__Assignment__. Any image found in the entries is to be skipped; the rest is returned word for word.

__Supplied material__.
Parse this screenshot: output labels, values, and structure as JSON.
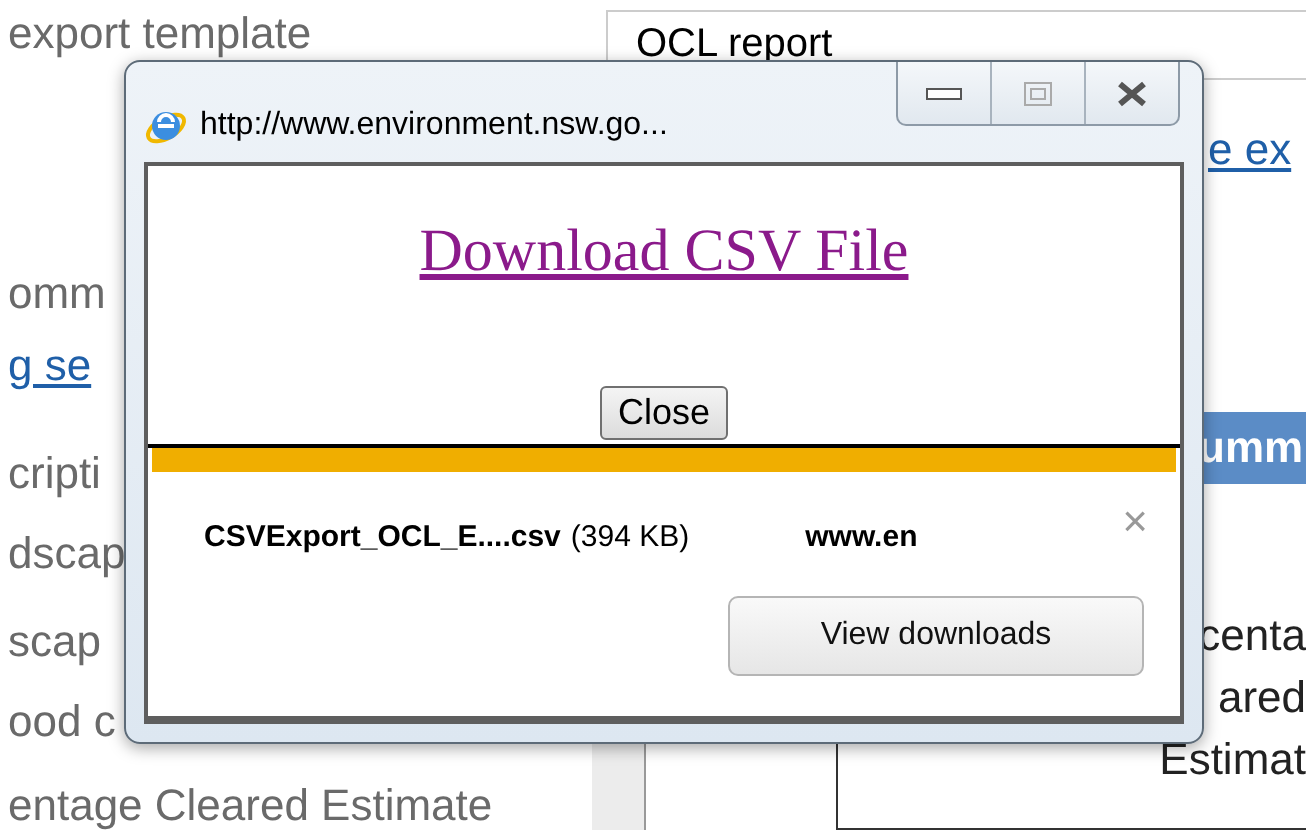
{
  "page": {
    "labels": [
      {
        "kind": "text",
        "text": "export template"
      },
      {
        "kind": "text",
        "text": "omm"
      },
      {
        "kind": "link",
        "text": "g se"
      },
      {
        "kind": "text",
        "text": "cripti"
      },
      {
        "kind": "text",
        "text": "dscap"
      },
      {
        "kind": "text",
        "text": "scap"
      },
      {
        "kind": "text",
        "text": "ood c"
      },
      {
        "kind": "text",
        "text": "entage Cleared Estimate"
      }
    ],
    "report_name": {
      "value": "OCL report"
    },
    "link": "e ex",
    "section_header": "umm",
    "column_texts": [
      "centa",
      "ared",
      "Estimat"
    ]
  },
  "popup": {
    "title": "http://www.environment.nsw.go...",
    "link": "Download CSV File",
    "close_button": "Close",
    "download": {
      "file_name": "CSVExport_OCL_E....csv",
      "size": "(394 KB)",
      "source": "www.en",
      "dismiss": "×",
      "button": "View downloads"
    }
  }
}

__Exercise response__.
Parse this screenshot: output labels, values, and structure as JSON.
{
  "page": {
    "labels": [
      {
        "kind": "text",
        "text": "export template"
      },
      {
        "kind": "text",
        "text": "omm"
      },
      {
        "kind": "link",
        "text": "g se"
      },
      {
        "kind": "text",
        "text": "cripti"
      },
      {
        "kind": "text",
        "text": "dscap"
      },
      {
        "kind": "text",
        "text": "scap"
      },
      {
        "kind": "text",
        "text": "ood c"
      },
      {
        "kind": "text",
        "text": "entage Cleared Estimate"
      }
    ],
    "report_name": {
      "value": "OCL report"
    },
    "link": "e ex",
    "section_header": "umm",
    "column_texts": [
      "centa",
      "ared",
      "Estimat"
    ]
  },
  "popup": {
    "title": "http://www.environment.nsw.go...",
    "link": "Download CSV File",
    "close_button": "Close",
    "download": {
      "file_name": "CSVExport_OCL_E....csv",
      "size": "(394 KB)",
      "source": "www.en",
      "dismiss": "×",
      "button": "View downloads"
    }
  }
}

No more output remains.